__Directions for this task__
Because the material must be preserved as it stands, copy every line exactly.

__Extracted data__
- Opening Delimiter -
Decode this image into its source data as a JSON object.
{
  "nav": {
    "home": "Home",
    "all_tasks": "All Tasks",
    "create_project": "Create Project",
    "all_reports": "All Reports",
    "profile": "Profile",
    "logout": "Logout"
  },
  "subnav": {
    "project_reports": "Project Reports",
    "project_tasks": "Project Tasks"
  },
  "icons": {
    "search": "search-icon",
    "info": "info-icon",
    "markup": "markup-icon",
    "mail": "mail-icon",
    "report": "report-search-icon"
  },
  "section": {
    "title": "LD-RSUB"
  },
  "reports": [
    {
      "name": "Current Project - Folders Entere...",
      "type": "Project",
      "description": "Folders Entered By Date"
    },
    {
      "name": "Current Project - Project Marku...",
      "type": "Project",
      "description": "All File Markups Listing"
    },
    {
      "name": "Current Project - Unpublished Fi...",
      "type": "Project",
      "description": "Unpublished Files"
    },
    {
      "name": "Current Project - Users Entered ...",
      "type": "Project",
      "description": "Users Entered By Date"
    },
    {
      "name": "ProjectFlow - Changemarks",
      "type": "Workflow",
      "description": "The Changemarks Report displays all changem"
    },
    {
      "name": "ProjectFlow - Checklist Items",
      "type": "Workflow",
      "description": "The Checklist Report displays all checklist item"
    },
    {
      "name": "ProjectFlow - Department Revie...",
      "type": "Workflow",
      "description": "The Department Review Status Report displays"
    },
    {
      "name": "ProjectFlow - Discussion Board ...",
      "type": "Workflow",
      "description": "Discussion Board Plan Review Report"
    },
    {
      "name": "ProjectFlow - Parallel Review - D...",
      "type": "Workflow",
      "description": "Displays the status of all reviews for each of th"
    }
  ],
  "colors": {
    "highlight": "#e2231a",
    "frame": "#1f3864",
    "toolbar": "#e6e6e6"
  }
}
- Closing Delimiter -
__Result of the exercise__
Decode this image into its source data as a JSON object.
{
  "nav": {
    "home": "Home",
    "all_tasks": "All Tasks",
    "create_project": "Create Project",
    "all_reports": "All Reports",
    "profile": "Profile",
    "logout": "Logout"
  },
  "subnav": {
    "project_reports": "Project Reports",
    "project_tasks": "Project Tasks"
  },
  "icons": {
    "search": "search-icon",
    "info": "info-icon",
    "markup": "markup-icon",
    "mail": "mail-icon",
    "report": "report-search-icon"
  },
  "section": {
    "title": "LD-RSUB"
  },
  "reports": [
    {
      "name": "Current Project - Folders Entere...",
      "type": "Project",
      "description": "Folders Entered By Date"
    },
    {
      "name": "Current Project - Project Marku...",
      "type": "Project",
      "description": "All File Markups Listing"
    },
    {
      "name": "Current Project - Unpublished Fi...",
      "type": "Project",
      "description": "Unpublished Files"
    },
    {
      "name": "Current Project - Users Entered ...",
      "type": "Project",
      "description": "Users Entered By Date"
    },
    {
      "name": "ProjectFlow - Changemarks",
      "type": "Workflow",
      "description": "The Changemarks Report displays all changem"
    },
    {
      "name": "ProjectFlow - Checklist Items",
      "type": "Workflow",
      "description": "The Checklist Report displays all checklist item"
    },
    {
      "name": "ProjectFlow - Department Revie...",
      "type": "Workflow",
      "description": "The Department Review Status Report displays"
    },
    {
      "name": "ProjectFlow - Discussion Board ...",
      "type": "Workflow",
      "description": "Discussion Board Plan Review Report"
    },
    {
      "name": "ProjectFlow - Parallel Review - D...",
      "type": "Workflow",
      "description": "Displays the status of all reviews for each of th"
    }
  ],
  "colors": {
    "highlight": "#e2231a",
    "frame": "#1f3864",
    "toolbar": "#e6e6e6"
  }
}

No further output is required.